Welcome to the ‘Boro!
New students quickly learn that they’re also part of Murfreesboro, whose people reach out to students and make them feel at home. And many students reciprocate by engaging in the civic life of the city.
Living in Murfreesboro means you’re in the middle of it all—at the geographic center of the state. (There’s even a monument to prove it.) The city is within comfortable driving distance of other cities across Tennessee and neighboring states.
Murfreesboro is a growing city of more than 130,000 that ranks as the fastest-growing large city in Tennessee and in the top 15 in the U.S. The ‘Boro offers a vibrant quality of life that led Rolling Stone magazine to call it “a surprisingly hip town.” Murfreesboro is in Rutherford County, the fastest growing county in the state. Its booming economy ranked first in the nation just a few years ago.
Citing its “small-town charm,” impressive growth, and a university in MTSU that is beloved by its alumni and supporters, Southern Living magazine also recently named Murfreesboro one of the “South’s Best College Towns.” Murfreesboro was among 21 towns described as “some true hidden gems of the South.” The magazine highlighted cities with 350,000 people or fewer where “the college is a driving force in the character of the town.” Knoxville was the only other Tennessee town listed.
Referencing MTSU’s renowned music business and recording program, the magazine notes that music is also king in Murfreesboro, located just a half hour from musical industry hub Nashville. The ‘Boro is home to live music on campus, at venues, in parks, at restaurants, and at events like the Main Street JazzFest, put on by the MTSU School of Music, Southern Living points out. Students can find plenty of flavorful food around town, from Mexican to Greek cuisine, barbecue to Southern Cajun, and even Tolkien-inspired fare at the Green Dragon Public House.
MTSU is located about 30 miles from Nashville, ranked in the 13 “hottest American cities” by Business Insider and in the top 10 for growth and prosperity by Brookings Institute.
About 40 College of Media and Entertainment students worked at the internationally acclaimed Bonnaroo Music and Arts Festival―most for course credit―through a unique partnership. Some used MTSU’s $1.7 million Mobile Production Lab to recorcd and film concerts, while others file multimedia reports for news outlets.

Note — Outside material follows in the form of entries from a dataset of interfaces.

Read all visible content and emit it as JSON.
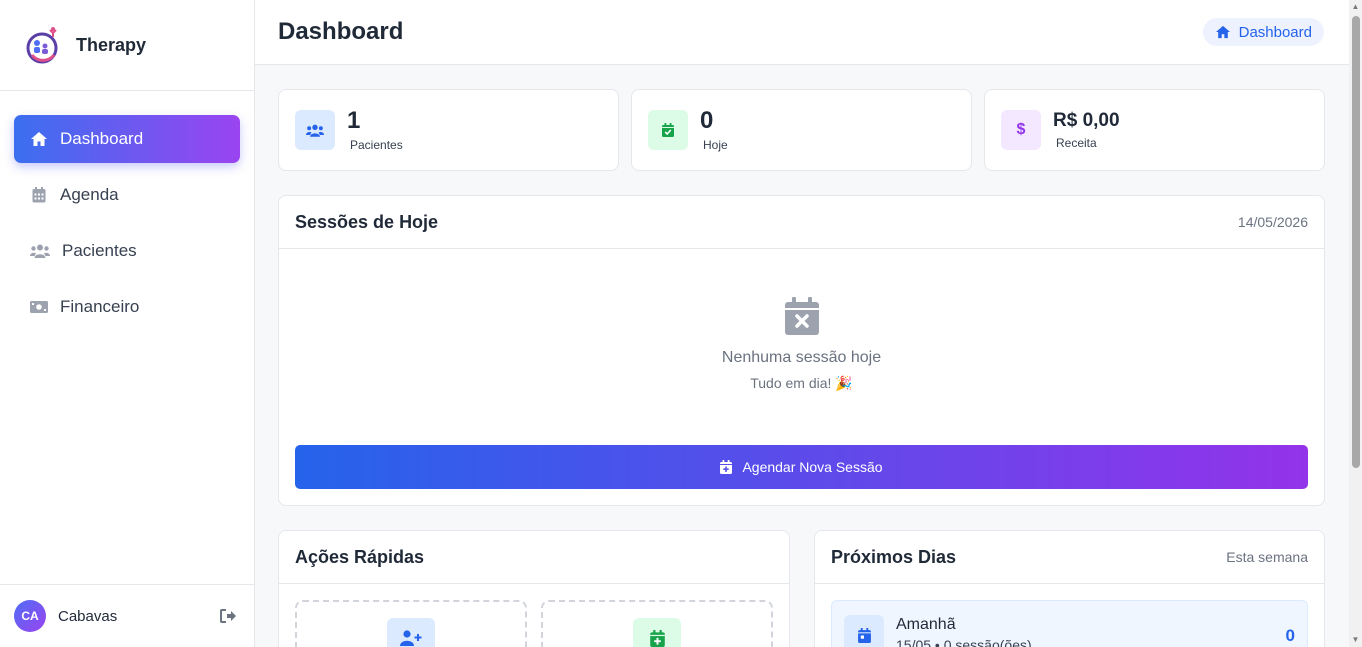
{
  "app": {
    "name": "Therapy"
  },
  "sidebar": {
    "items": [
      {
        "label": "Dashboard",
        "icon": "home-icon",
        "active": true
      },
      {
        "label": "Agenda",
        "icon": "calendar-icon",
        "active": false
      },
      {
        "label": "Pacientes",
        "icon": "users-icon",
        "active": false
      },
      {
        "label": "Financeiro",
        "icon": "money-icon",
        "active": false
      }
    ],
    "user": {
      "initials": "CA",
      "name": "Cabavas"
    }
  },
  "header": {
    "title": "Dashboard",
    "breadcrumb": "Dashboard"
  },
  "stats": [
    {
      "value": "1",
      "label": "Pacientes",
      "icon": "users-icon",
      "color": "#2563eb"
    },
    {
      "value": "0",
      "label": "Hoje",
      "icon": "calendar-check-icon",
      "color": "#16a34a"
    },
    {
      "value": "R$ 0,00",
      "label": "Receita",
      "icon": "dollar-icon",
      "color": "#9333ea"
    }
  ],
  "sessions": {
    "title": "Sessões de Hoje",
    "date": "14/05/2026",
    "empty_title": "Nenhuma sessão hoje",
    "empty_sub": "Tudo em dia! 🎉",
    "cta_label": "Agendar Nova Sessão"
  },
  "quick_actions": {
    "title": "Ações Rápidas"
  },
  "upcoming": {
    "title": "Próximos Dias",
    "meta": "Esta semana",
    "days": [
      {
        "name": "Amanhã",
        "sub": "15/05 • 0 sessão(ões)",
        "count": "0"
      }
    ]
  },
  "colors": {
    "accent_start": "#2563eb",
    "accent_end": "#9333ea",
    "text": "#1f2937",
    "muted": "#6b7280"
  }
}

MTSU boasts the Center for Chinese Culture and Music, the only center of its kind in North America. The center, which includes a gallery of Chinese musical instruments, also promotes language, business, and trade. The 3,200-square-foot center on Bell Street is part of MTSU’s Confucius Institute.